Protected areas around
omnidirectional radio beacons
VORs (very high frequency omnidirectional radio range) and DVORs (Doppler very high frequency omnidirectional radio range) are the lighthouses of the skies. These facilities continuously broadcast a rotating radio signal – hence the term omnidirectional – as well as a reference signal for the magnetic north pole. These signals are received and processed by aircraft and are used by pilots as an orientation aid.
If wind turbines or other structures stand too close to such beacons, they can interfere with the signal of the navigation facility by reflecting it. This reflection reaches the receiver on the aircraft in addition to the original signal and leads to bearing errors, i.e. distorted directional information.
To avoid such interference, the International Civil Aviation Organisation (ICAO) provides for the establishment of protected areas around these facilities. There is no blanket ban on building in such areas. However, these areas are relevant in any process for issuing building permits. In these areas, each construction project must be assessed separately to determine whether the construction could interfere with air navigation facilities.

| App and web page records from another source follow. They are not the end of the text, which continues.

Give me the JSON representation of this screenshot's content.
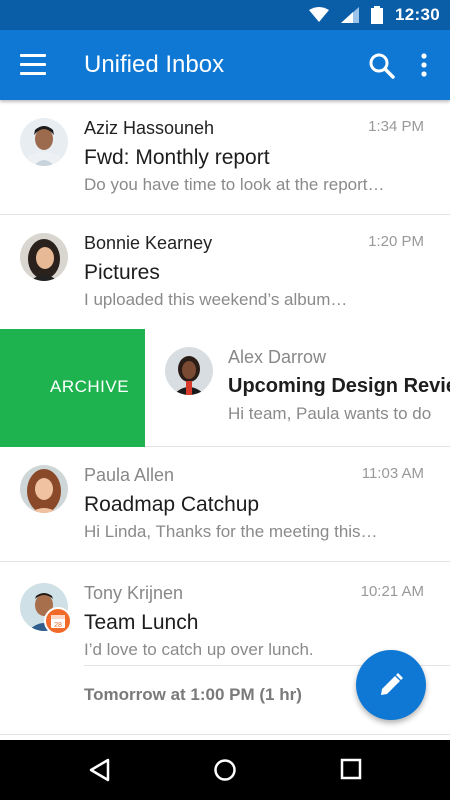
{
  "status_bar": {
    "time": "12:30",
    "icons": [
      "wifi-icon",
      "signal-icon",
      "battery-icon"
    ]
  },
  "app_bar": {
    "title": "Unified Inbox",
    "icons": [
      "menu-icon",
      "search-icon",
      "more-vert-icon"
    ]
  },
  "colors": {
    "primary": "#0f78d4",
    "status": "#0a5ea8",
    "archive": "#1eb34f",
    "badge": "#f26a2a"
  },
  "messages": [
    {
      "sender": "Aziz Hassouneh",
      "time": "1:34 PM",
      "subject": "Fwd: Monthly report",
      "preview": "Do you have time to look at the report…",
      "unread": true
    },
    {
      "sender": "Bonnie Kearney",
      "time": "1:20 PM",
      "subject": "Pictures",
      "preview": "I uploaded this weekend’s album…",
      "unread": true
    },
    {
      "sender": "Alex Darrow",
      "time": "",
      "subject": "Upcoming Design Review",
      "preview": "Hi team, Paula wants to do",
      "unread": false,
      "swipe_action": "ARCHIVE"
    },
    {
      "sender": "Paula Allen",
      "time": "11:03 AM",
      "subject": "Roadmap Catchup",
      "preview": "Hi Linda, Thanks for the meeting this…",
      "unread": false
    },
    {
      "sender": "Tony Krijnen",
      "time": "10:21 AM",
      "subject": "Team Lunch",
      "preview": "I’d love to catch up over lunch.",
      "unread": false,
      "event": "Tomorrow at 1:00 PM (1 hr)",
      "calendar_day": "28"
    }
  ],
  "fab": {
    "icon": "compose-icon"
  },
  "nav_bar": {
    "icons": [
      "back-icon",
      "home-icon",
      "recents-icon"
    ]
  }
}
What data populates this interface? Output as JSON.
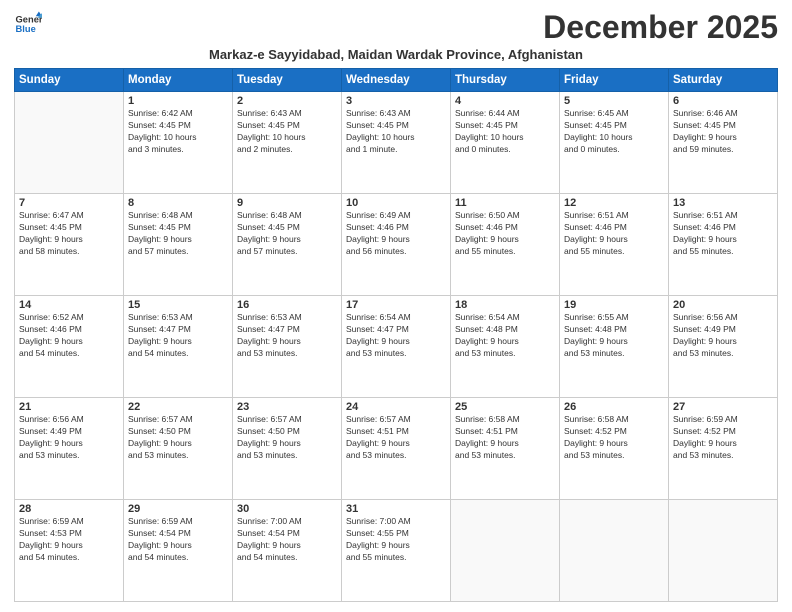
{
  "logo": {
    "line1": "General",
    "line2": "Blue"
  },
  "title": "December 2025",
  "subtitle": "Markaz-e Sayyidabad, Maidan Wardak Province, Afghanistan",
  "weekdays": [
    "Sunday",
    "Monday",
    "Tuesday",
    "Wednesday",
    "Thursday",
    "Friday",
    "Saturday"
  ],
  "weeks": [
    [
      {
        "day": "",
        "info": ""
      },
      {
        "day": "1",
        "info": "Sunrise: 6:42 AM\nSunset: 4:45 PM\nDaylight: 10 hours\nand 3 minutes."
      },
      {
        "day": "2",
        "info": "Sunrise: 6:43 AM\nSunset: 4:45 PM\nDaylight: 10 hours\nand 2 minutes."
      },
      {
        "day": "3",
        "info": "Sunrise: 6:43 AM\nSunset: 4:45 PM\nDaylight: 10 hours\nand 1 minute."
      },
      {
        "day": "4",
        "info": "Sunrise: 6:44 AM\nSunset: 4:45 PM\nDaylight: 10 hours\nand 0 minutes."
      },
      {
        "day": "5",
        "info": "Sunrise: 6:45 AM\nSunset: 4:45 PM\nDaylight: 10 hours\nand 0 minutes."
      },
      {
        "day": "6",
        "info": "Sunrise: 6:46 AM\nSunset: 4:45 PM\nDaylight: 9 hours\nand 59 minutes."
      }
    ],
    [
      {
        "day": "7",
        "info": "Sunrise: 6:47 AM\nSunset: 4:45 PM\nDaylight: 9 hours\nand 58 minutes."
      },
      {
        "day": "8",
        "info": "Sunrise: 6:48 AM\nSunset: 4:45 PM\nDaylight: 9 hours\nand 57 minutes."
      },
      {
        "day": "9",
        "info": "Sunrise: 6:48 AM\nSunset: 4:45 PM\nDaylight: 9 hours\nand 57 minutes."
      },
      {
        "day": "10",
        "info": "Sunrise: 6:49 AM\nSunset: 4:46 PM\nDaylight: 9 hours\nand 56 minutes."
      },
      {
        "day": "11",
        "info": "Sunrise: 6:50 AM\nSunset: 4:46 PM\nDaylight: 9 hours\nand 55 minutes."
      },
      {
        "day": "12",
        "info": "Sunrise: 6:51 AM\nSunset: 4:46 PM\nDaylight: 9 hours\nand 55 minutes."
      },
      {
        "day": "13",
        "info": "Sunrise: 6:51 AM\nSunset: 4:46 PM\nDaylight: 9 hours\nand 55 minutes."
      }
    ],
    [
      {
        "day": "14",
        "info": "Sunrise: 6:52 AM\nSunset: 4:46 PM\nDaylight: 9 hours\nand 54 minutes."
      },
      {
        "day": "15",
        "info": "Sunrise: 6:53 AM\nSunset: 4:47 PM\nDaylight: 9 hours\nand 54 minutes."
      },
      {
        "day": "16",
        "info": "Sunrise: 6:53 AM\nSunset: 4:47 PM\nDaylight: 9 hours\nand 53 minutes."
      },
      {
        "day": "17",
        "info": "Sunrise: 6:54 AM\nSunset: 4:47 PM\nDaylight: 9 hours\nand 53 minutes."
      },
      {
        "day": "18",
        "info": "Sunrise: 6:54 AM\nSunset: 4:48 PM\nDaylight: 9 hours\nand 53 minutes."
      },
      {
        "day": "19",
        "info": "Sunrise: 6:55 AM\nSunset: 4:48 PM\nDaylight: 9 hours\nand 53 minutes."
      },
      {
        "day": "20",
        "info": "Sunrise: 6:56 AM\nSunset: 4:49 PM\nDaylight: 9 hours\nand 53 minutes."
      }
    ],
    [
      {
        "day": "21",
        "info": "Sunrise: 6:56 AM\nSunset: 4:49 PM\nDaylight: 9 hours\nand 53 minutes."
      },
      {
        "day": "22",
        "info": "Sunrise: 6:57 AM\nSunset: 4:50 PM\nDaylight: 9 hours\nand 53 minutes."
      },
      {
        "day": "23",
        "info": "Sunrise: 6:57 AM\nSunset: 4:50 PM\nDaylight: 9 hours\nand 53 minutes."
      },
      {
        "day": "24",
        "info": "Sunrise: 6:57 AM\nSunset: 4:51 PM\nDaylight: 9 hours\nand 53 minutes."
      },
      {
        "day": "25",
        "info": "Sunrise: 6:58 AM\nSunset: 4:51 PM\nDaylight: 9 hours\nand 53 minutes."
      },
      {
        "day": "26",
        "info": "Sunrise: 6:58 AM\nSunset: 4:52 PM\nDaylight: 9 hours\nand 53 minutes."
      },
      {
        "day": "27",
        "info": "Sunrise: 6:59 AM\nSunset: 4:52 PM\nDaylight: 9 hours\nand 53 minutes."
      }
    ],
    [
      {
        "day": "28",
        "info": "Sunrise: 6:59 AM\nSunset: 4:53 PM\nDaylight: 9 hours\nand 54 minutes."
      },
      {
        "day": "29",
        "info": "Sunrise: 6:59 AM\nSunset: 4:54 PM\nDaylight: 9 hours\nand 54 minutes."
      },
      {
        "day": "30",
        "info": "Sunrise: 7:00 AM\nSunset: 4:54 PM\nDaylight: 9 hours\nand 54 minutes."
      },
      {
        "day": "31",
        "info": "Sunrise: 7:00 AM\nSunset: 4:55 PM\nDaylight: 9 hours\nand 55 minutes."
      },
      {
        "day": "",
        "info": ""
      },
      {
        "day": "",
        "info": ""
      },
      {
        "day": "",
        "info": ""
      }
    ]
  ]
}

With regard to the size of these protected areas, DFS is guided by new scientific findings that we developed together with the National Metrology Institute of Germany (PTB) as part of a research project funded by the German Federal Ministry for Economic Affairs and Climate Protection (BMWK). On the basis of the reassessment, DFS reviewed the protected areas around a total of 40 ground-based navigation facilities (DVOR). With only one exception, the radius has been reduced from 15 kilometres to 7 kilometres, less than a quarter of the original size. This has freed up an area of more than 21,000 square kilometres for the expansion of wind power.
Interactive map of the protected areas (German only)
Tabular overview (German only)
The assessment process
DFS, as the operator of the air navigation facilities, plays an important role in the approval of construction projects within protected areas. On behalf of the German Federal Supervisory Authority for Air Navigation Services (BAF), DFS examines whether the planned structure may interfere with the signals of air navigation facilities. This process is stipulated in the German Aviation Act (LuftVG).
If the structure in question is a wind turbine, DFS has been using an assessment method modified according to the latest scientific findings of the National Metrology Institute of Germany (PTB) since mid-2020. With its help, we can estimate the specific interference caused by wind turbines better than before.
We use ICAO standards and recommended practices when assessing these results. Subsequently, DFS draws up an expert opinion. On this basis, the BAF decides whether the construction project applied for could interfere with air navigation facilities and notifies the approval authority responsible for the planned construction project of the decision.
www.baf.bund.de (German only)
Note: This assessment process does not include the additional scenario-based preliminary assessment of wind priority areas offered by DFS. This preliminary assessment for wind energy sites must be requested separately from DFS and is intended exclusively to support planning authorities in the determination of areas for wind energy (Section 3 of the German Act on the Need for Wind Energy Sites, WindBG). However, this preliminary assessment can currently only be carried out for wind turbines that are planned further than three kilometres away from a (D)VOR.
DFS facilitates the expansion of wind energy
By 2030, we will have converted the approach and departure procedures at all designated international airports in Germany to predominately satellite-based navigation procedures as part of a European programme. This creates space for the decommissioning of omnidirectional radio beacons, and thus for new wind turbines.
However, we cannot completely do without ground-based navigation facilities. In Germany, there is currently no obligation to use satellite navigation and equip aircraft with satellite receivers. In addition, the ground-based facilities serve as a backup in case the satellite signals should ever be unavailable or disrupted.
Therefore, we must continue to maintain our ground-based navigation facilities but on a much smaller scale. Our existing facilities are continuously being renewed in the process. We are replacing conventional omnidirectional radio beacons with the more technically sophisticated Doppler VHF omnidirectional radio range (DVOR), which are less susceptible to interference.
DFS also checks whether a planned structure may pose an obstacle to the aircraft themselves in addition to the requirements for the protection of facilities. This assessment is carried out on behalf of the aeronautical authorities of the federal states (Landesluftfahrtbehörde), without the involvement of the German Federal Supervisory Authority for Air Navigation Services (BAF). Here, DFS may recommend certain constraints, such as height restrictions, day and night markings for better visibility or publication, for example in the Aeronautical Information Publication (AIP). However, if this is not sufficient, DFS can also reject the construction project.
In Germany, all construction projects above a certain height and in the vicinity of airports (in the protected areas) are monitored throughout the country. The basis for this is the German Aviation Act (LuftVG). The act obliges the projects to be submitted to the competent aeronautical authority. Due to their height and scale, wind turbines are also subject to this obligation.
Obstacle protection also applies to cross-country flights because pilots need to know where tall obstacles are to be expected on the flight path. For low-flying aircraft, such as rescue helicopters, all structures above a height of 100 metres above ground are therefore published on aeronautical charts. At night, obstacles must have sufficient lighting to be visible to pilots.